#### Task prompt
Those lines of the records that contain "title" are to be located and copied.

Dataset excerpts:
* * *

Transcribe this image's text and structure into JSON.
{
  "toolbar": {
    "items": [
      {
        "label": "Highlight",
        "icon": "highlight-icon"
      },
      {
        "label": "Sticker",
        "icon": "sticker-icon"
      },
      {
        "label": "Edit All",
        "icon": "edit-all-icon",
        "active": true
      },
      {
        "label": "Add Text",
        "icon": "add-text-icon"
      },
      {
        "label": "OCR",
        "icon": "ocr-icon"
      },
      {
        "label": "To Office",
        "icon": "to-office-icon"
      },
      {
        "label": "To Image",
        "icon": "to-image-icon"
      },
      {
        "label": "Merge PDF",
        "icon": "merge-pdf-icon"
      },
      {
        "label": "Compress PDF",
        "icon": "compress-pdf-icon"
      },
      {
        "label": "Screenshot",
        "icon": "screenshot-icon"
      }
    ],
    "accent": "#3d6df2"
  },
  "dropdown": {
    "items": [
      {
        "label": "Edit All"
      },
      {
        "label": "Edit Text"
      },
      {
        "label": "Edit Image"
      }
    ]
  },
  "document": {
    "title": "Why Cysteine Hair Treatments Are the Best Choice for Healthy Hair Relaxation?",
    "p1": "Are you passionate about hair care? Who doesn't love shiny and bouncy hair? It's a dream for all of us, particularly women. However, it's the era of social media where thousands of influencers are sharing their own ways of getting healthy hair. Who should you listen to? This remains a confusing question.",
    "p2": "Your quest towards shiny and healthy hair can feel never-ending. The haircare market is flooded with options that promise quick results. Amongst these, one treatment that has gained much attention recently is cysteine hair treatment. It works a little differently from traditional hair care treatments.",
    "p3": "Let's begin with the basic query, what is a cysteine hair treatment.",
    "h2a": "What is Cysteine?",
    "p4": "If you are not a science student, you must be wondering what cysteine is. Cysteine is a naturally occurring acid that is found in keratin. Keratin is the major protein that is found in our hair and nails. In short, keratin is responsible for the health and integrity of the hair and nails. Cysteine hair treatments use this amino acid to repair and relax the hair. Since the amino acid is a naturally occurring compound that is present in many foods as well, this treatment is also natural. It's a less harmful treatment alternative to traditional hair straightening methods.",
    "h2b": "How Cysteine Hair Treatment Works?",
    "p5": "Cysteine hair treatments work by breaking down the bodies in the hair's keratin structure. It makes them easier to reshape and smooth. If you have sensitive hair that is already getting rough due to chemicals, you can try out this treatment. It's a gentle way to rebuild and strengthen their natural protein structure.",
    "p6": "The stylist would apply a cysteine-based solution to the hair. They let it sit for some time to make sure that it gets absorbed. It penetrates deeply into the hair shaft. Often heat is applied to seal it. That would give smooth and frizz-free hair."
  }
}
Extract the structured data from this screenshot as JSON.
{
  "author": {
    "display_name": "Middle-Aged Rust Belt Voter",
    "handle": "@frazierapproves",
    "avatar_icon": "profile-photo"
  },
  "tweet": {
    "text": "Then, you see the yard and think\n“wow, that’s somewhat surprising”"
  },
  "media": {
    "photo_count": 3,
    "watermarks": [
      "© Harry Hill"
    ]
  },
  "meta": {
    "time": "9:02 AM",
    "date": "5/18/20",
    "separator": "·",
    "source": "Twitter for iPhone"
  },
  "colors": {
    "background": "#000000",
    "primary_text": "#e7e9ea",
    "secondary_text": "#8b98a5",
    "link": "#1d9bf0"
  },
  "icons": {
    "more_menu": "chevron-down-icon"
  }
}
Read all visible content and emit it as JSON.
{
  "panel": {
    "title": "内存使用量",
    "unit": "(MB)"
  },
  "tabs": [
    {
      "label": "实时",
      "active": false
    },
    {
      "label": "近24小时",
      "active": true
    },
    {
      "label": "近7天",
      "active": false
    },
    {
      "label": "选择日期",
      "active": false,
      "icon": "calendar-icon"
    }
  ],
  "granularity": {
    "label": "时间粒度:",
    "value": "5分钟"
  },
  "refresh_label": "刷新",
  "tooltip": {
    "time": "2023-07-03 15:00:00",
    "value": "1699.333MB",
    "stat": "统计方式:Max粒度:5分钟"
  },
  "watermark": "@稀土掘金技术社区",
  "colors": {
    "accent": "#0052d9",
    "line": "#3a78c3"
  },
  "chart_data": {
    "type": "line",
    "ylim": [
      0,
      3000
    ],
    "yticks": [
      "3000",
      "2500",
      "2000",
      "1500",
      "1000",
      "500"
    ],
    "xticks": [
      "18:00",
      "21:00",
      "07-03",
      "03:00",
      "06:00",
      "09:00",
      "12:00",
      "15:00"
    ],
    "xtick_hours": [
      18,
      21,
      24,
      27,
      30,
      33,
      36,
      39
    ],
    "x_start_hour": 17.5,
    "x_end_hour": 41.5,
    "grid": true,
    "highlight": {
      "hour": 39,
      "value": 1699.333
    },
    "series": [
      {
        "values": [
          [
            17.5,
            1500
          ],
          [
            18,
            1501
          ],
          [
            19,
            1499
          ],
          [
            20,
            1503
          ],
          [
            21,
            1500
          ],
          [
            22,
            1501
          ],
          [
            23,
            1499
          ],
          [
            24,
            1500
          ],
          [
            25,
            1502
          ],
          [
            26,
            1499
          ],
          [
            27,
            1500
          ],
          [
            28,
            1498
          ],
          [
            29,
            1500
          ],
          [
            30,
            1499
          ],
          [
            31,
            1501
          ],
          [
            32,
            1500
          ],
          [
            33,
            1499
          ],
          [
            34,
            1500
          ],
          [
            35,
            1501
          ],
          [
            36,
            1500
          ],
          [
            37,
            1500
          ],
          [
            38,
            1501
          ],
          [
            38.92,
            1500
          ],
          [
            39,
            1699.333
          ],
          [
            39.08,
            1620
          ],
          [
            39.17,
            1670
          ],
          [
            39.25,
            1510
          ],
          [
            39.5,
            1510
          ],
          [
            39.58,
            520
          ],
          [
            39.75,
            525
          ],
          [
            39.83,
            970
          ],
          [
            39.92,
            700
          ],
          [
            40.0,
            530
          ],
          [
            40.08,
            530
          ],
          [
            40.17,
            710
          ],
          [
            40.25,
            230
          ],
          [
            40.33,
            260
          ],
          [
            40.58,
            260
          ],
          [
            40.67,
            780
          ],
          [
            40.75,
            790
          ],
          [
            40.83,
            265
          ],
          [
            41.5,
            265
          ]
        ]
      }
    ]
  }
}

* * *

#### Exercise response
    "title": "Why Cysteine Hair Treatments Are the Best Choice for Healthy Hair Relaxation?",
    "title": "内存使用量",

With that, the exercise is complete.